**Data for processing**
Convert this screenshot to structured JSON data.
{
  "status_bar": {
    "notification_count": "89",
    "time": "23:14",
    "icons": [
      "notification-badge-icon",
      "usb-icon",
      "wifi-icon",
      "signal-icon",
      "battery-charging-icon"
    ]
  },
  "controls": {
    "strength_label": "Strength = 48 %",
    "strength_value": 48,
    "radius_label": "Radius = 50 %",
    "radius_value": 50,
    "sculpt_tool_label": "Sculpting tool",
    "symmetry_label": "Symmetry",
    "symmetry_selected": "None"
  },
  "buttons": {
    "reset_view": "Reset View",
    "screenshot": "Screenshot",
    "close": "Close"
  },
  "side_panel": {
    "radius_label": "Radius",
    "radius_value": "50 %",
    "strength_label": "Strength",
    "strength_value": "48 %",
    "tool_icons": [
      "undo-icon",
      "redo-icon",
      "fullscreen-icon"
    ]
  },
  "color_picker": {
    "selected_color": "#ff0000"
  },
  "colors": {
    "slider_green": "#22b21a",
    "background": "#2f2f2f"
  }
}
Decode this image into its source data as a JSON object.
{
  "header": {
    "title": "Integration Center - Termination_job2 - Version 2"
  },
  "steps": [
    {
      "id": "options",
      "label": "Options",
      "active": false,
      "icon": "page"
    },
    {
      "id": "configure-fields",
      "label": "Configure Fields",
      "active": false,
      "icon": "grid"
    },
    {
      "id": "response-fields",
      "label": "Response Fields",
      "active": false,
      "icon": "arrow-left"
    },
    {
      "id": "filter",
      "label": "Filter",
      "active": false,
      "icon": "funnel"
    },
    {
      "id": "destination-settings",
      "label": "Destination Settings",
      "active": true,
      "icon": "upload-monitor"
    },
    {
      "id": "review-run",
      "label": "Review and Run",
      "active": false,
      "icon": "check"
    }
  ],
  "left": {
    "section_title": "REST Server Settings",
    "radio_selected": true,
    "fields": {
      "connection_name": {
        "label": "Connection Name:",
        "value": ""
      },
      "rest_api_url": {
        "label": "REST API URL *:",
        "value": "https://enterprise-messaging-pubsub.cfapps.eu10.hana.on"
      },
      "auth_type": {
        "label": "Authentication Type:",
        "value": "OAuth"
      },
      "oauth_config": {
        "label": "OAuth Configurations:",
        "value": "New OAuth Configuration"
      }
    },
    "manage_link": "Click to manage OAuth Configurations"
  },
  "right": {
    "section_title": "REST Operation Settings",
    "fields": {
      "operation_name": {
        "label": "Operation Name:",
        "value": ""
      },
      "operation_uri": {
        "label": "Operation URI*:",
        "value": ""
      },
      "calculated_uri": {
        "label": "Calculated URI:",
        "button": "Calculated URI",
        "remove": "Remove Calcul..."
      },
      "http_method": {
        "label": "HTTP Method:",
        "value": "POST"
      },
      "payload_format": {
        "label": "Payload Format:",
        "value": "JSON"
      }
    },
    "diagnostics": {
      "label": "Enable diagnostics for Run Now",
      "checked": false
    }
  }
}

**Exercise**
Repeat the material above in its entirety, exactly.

**Problem solution**
Convert this screenshot to structured JSON data.
{
  "status_bar": {
    "notification_count": "89",
    "time": "23:14",
    "icons": [
      "notification-badge-icon",
      "usb-icon",
      "wifi-icon",
      "signal-icon",
      "battery-charging-icon"
    ]
  },
  "controls": {
    "strength_label": "Strength = 48 %",
    "strength_value": 48,
    "radius_label": "Radius = 50 %",
    "radius_value": 50,
    "sculpt_tool_label": "Sculpting tool",
    "symmetry_label": "Symmetry",
    "symmetry_selected": "None"
  },
  "buttons": {
    "reset_view": "Reset View",
    "screenshot": "Screenshot",
    "close": "Close"
  },
  "side_panel": {
    "radius_label": "Radius",
    "radius_value": "50 %",
    "strength_label": "Strength",
    "strength_value": "48 %",
    "tool_icons": [
      "undo-icon",
      "redo-icon",
      "fullscreen-icon"
    ]
  },
  "color_picker": {
    "selected_color": "#ff0000"
  },
  "colors": {
    "slider_green": "#22b21a",
    "background": "#2f2f2f"
  }
}
Decode this image into its source data as a JSON object.
{
  "header": {
    "title": "Integration Center - Termination_job2 - Version 2"
  },
  "steps": [
    {
      "id": "options",
      "label": "Options",
      "active": false,
      "icon": "page"
    },
    {
      "id": "configure-fields",
      "label": "Configure Fields",
      "active": false,
      "icon": "grid"
    },
    {
      "id": "response-fields",
      "label": "Response Fields",
      "active": false,
      "icon": "arrow-left"
    },
    {
      "id": "filter",
      "label": "Filter",
      "active": false,
      "icon": "funnel"
    },
    {
      "id": "destination-settings",
      "label": "Destination Settings",
      "active": true,
      "icon": "upload-monitor"
    },
    {
      "id": "review-run",
      "label": "Review and Run",
      "active": false,
      "icon": "check"
    }
  ],
  "left": {
    "section_title": "REST Server Settings",
    "radio_selected": true,
    "fields": {
      "connection_name": {
        "label": "Connection Name:",
        "value": ""
      },
      "rest_api_url": {
        "label": "REST API URL *:",
        "value": "https://enterprise-messaging-pubsub.cfapps.eu10.hana.on"
      },
      "auth_type": {
        "label": "Authentication Type:",
        "value": "OAuth"
      },
      "oauth_config": {
        "label": "OAuth Configurations:",
        "value": "New OAuth Configuration"
      }
    },
    "manage_link": "Click to manage OAuth Configurations"
  },
  "right": {
    "section_title": "REST Operation Settings",
    "fields": {
      "operation_name": {
        "label": "Operation Name:",
        "value": ""
      },
      "operation_uri": {
        "label": "Operation URI*:",
        "value": ""
      },
      "calculated_uri": {
        "label": "Calculated URI:",
        "button": "Calculated URI",
        "remove": "Remove Calcul..."
      },
      "http_method": {
        "label": "HTTP Method:",
        "value": "POST"
      },
      "payload_format": {
        "label": "Payload Format:",
        "value": "JSON"
      }
    },
    "diagnostics": {
      "label": "Enable diagnostics for Run Now",
      "checked": false
    }
  }
}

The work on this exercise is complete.